Is there too much Olympic fever in China? The country leads the Olympic medal count in London, but in the wake of last week's badminton scandal about throwing individual matches, and the country's horrified response to hurdler Liu Xiang's fall today, there's an internal debate going on about whether China is overly obsessed with gold medals.
John Sudworth of the BBC reports from Beijing on the debate over whether the national sporting culture needs to change. Wu Jingbiao, a weightlifter who earned a silver medal in his weight class, was in tears after only coming in second in the world. "I'm ashamed for disgracing the Motherland," he sobs.

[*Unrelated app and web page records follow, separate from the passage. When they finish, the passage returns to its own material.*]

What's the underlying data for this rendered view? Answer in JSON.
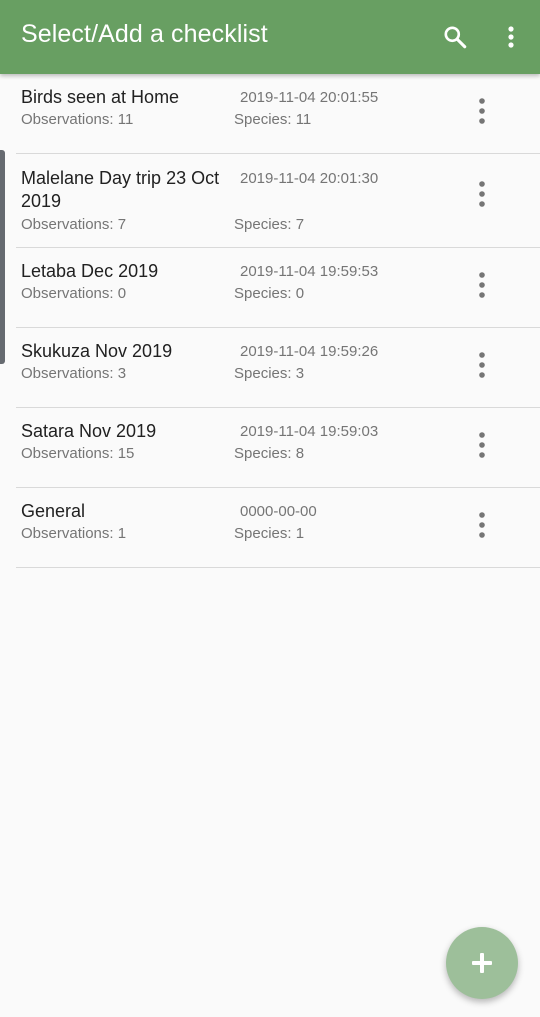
{
  "appbar": {
    "title": "Select/Add a checklist",
    "background_color": "#689f62",
    "actions": [
      "search-icon",
      "more-vert-icon"
    ]
  },
  "checklists": [
    {
      "name": "Birds seen at Home",
      "date": "2019-11-04 20:01:55",
      "observations": "Observations: 11",
      "species": "Species: 11"
    },
    {
      "name": "Malelane Day trip 23 Oct 2019",
      "date": "2019-11-04 20:01:30",
      "observations": "Observations: 7",
      "species": "Species: 7"
    },
    {
      "name": "Letaba Dec 2019",
      "date": "2019-11-04 19:59:53",
      "observations": "Observations: 0",
      "species": "Species: 0"
    },
    {
      "name": "Skukuza Nov 2019",
      "date": "2019-11-04 19:59:26",
      "observations": "Observations: 3",
      "species": "Species: 3"
    },
    {
      "name": "Satara Nov 2019",
      "date": "2019-11-04 19:59:03",
      "observations": "Observations: 15",
      "species": "Species: 8"
    },
    {
      "name": "General",
      "date": "0000-00-00",
      "observations": "Observations: 1",
      "species": "Species: 1"
    }
  ],
  "fab": {
    "icon": "plus-icon",
    "color": "#9dbf9a"
  }
}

"China's state-run media appears to be fixated on gold — not for the invidivual success each medal represents, but as one more notch in the all-important total medals tally," Sudworth says.

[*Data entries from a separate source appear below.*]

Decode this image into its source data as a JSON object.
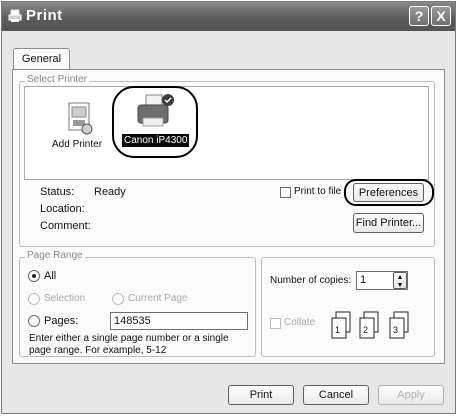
{
  "window": {
    "title": "Print",
    "help_glyph": "?",
    "close_glyph": "X"
  },
  "tabs": [
    {
      "label": "General",
      "selected": true
    }
  ],
  "select_printer": {
    "legend": "Select Printer",
    "items": [
      {
        "label": "Add Printer",
        "icon": "add-printer-icon",
        "selected": false
      },
      {
        "label": "Canon iP4300",
        "icon": "printer-icon",
        "selected": true
      }
    ]
  },
  "printer_info": {
    "status_label": "Status:",
    "status_value": "Ready",
    "location_label": "Location:",
    "location_value": "",
    "comment_label": "Comment:",
    "comment_value": ""
  },
  "print_to_file": {
    "label": "Print to file",
    "checked": false
  },
  "buttons": {
    "preferences": "Preferences",
    "find_printer": "Find Printer...",
    "print": "Print",
    "cancel": "Cancel",
    "apply": "Apply"
  },
  "page_range": {
    "legend": "Page Range",
    "all": "All",
    "selection": "Selection",
    "current_page": "Current Page",
    "pages": "Pages:",
    "selected": "all",
    "pages_value": "148535",
    "hint_line1": "Enter either a single page number or a single",
    "hint_line2": "page range.  For example, 5-12"
  },
  "copies": {
    "label": "Number of copies:",
    "value": "1",
    "collate_label": "Collate",
    "collate_checked": false,
    "page_glyphs": [
      "1",
      "2",
      "3"
    ]
  },
  "colors": {
    "highlight": "#1a1a1a",
    "title_bar": "#666666"
  }
}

The badminton incident, he reports, "only added to the handwringing [in China] over the perceived need to win at all costs." Yu Yang and Wang Xiaoli, the top-ranked women's pair, were expelled from the tournament after being accused of attempting to purposefully lose a match to gain an advantage in the later rounds. China still swept the badminton competition, winning five more gold medals.
The Chinese gymnastics program has long been one of the most controversial facets of China's athletic program. "Such training schools which take children as young as four have one purpose — to produce Olympic medal winners," Sudworth says. Children as young as four years old are pressed into grueling training regimens in which they are made to hold poses to increase flexibility.

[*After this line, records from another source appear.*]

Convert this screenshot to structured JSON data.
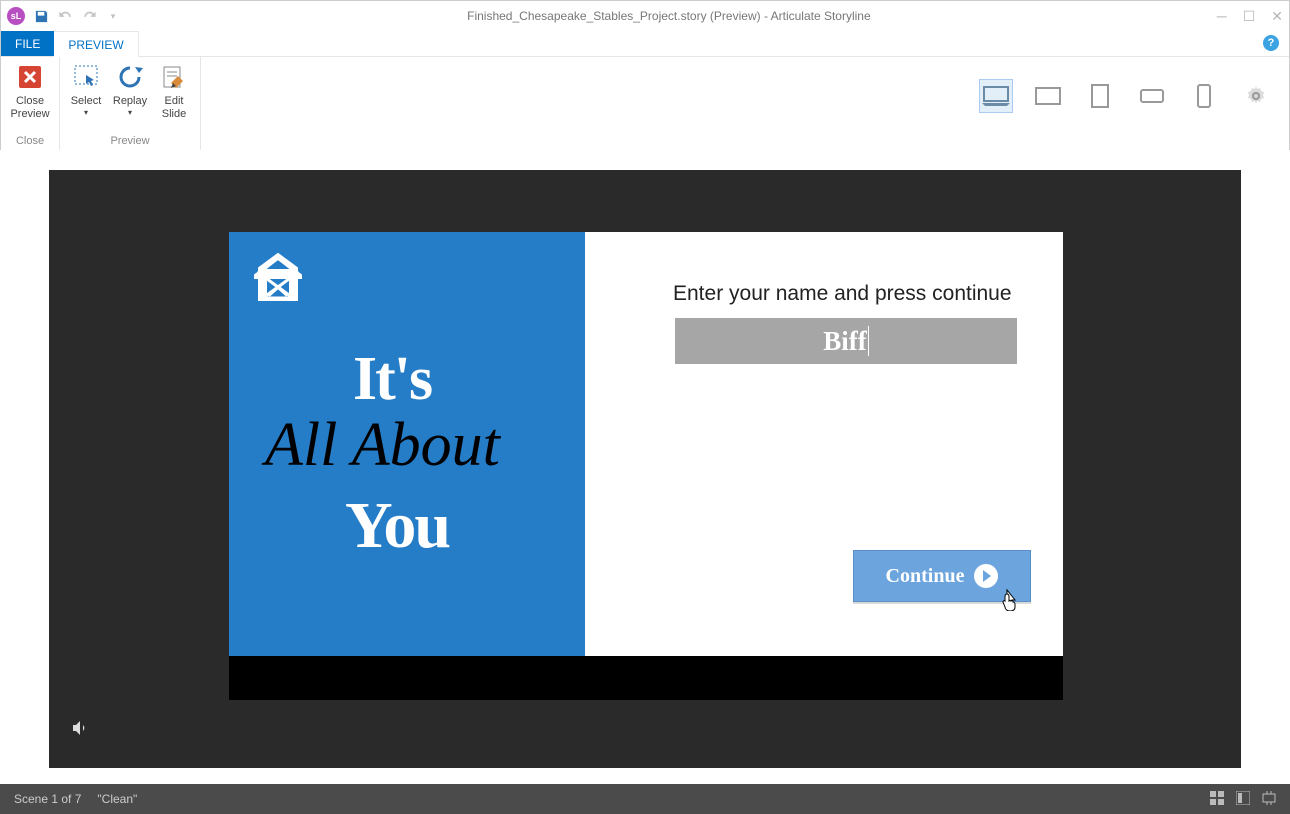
{
  "app_badge": "sL",
  "title": "Finished_Chesapeake_Stables_Project.story (Preview) -  Articulate Storyline",
  "tabs": {
    "file": "FILE",
    "preview": "PREVIEW"
  },
  "ribbon": {
    "close": {
      "line1": "Close",
      "line2": "Preview",
      "group": "Close"
    },
    "select": {
      "line1": "Select",
      "arrow": "▾"
    },
    "replay": {
      "line1": "Replay",
      "arrow": "▾"
    },
    "edit": {
      "line1": "Edit",
      "line2": "Slide"
    },
    "preview_group": "Preview"
  },
  "slide": {
    "its": "It's",
    "all_about": "All About",
    "you": "You",
    "prompt": "Enter your name and press continue",
    "name_value": "Biff",
    "continue": "Continue"
  },
  "status": {
    "scene": "Scene 1 of 7",
    "layer": "\"Clean\""
  }
}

Sudworth talks with a onetime member of the national gymnastics team. He is now 28-years-old, injured, and has been reduced to begging on the streets in Beijing. "From a very young age, we had patriotism drummed into us," the former athlete says. "Winning is seen as a kind of sacred mission."
Tong-Tong Zhu is student from Liu Xiang's hometown of Chengdu and a BBC contributor. He believes that the country is more accepting of Liu's injuries now than it was four years ago, when the hurdler did not compete due to foot injuries.
"In this case, I think Liu Xiang is a special athlete in the sense that he's not necessarily competing in this one competition, but he also bears the entire expectations of his countrymen," he says. "People have higher expectations for him to participate in this Olympics, and to get a medal, if not a gold medal."
"Overall, I think that people are rational this time, compared to four years ago," Tong-Tong says. "People are giving some understanding to him, and that's what I feel from the news, [and] from talking to other people."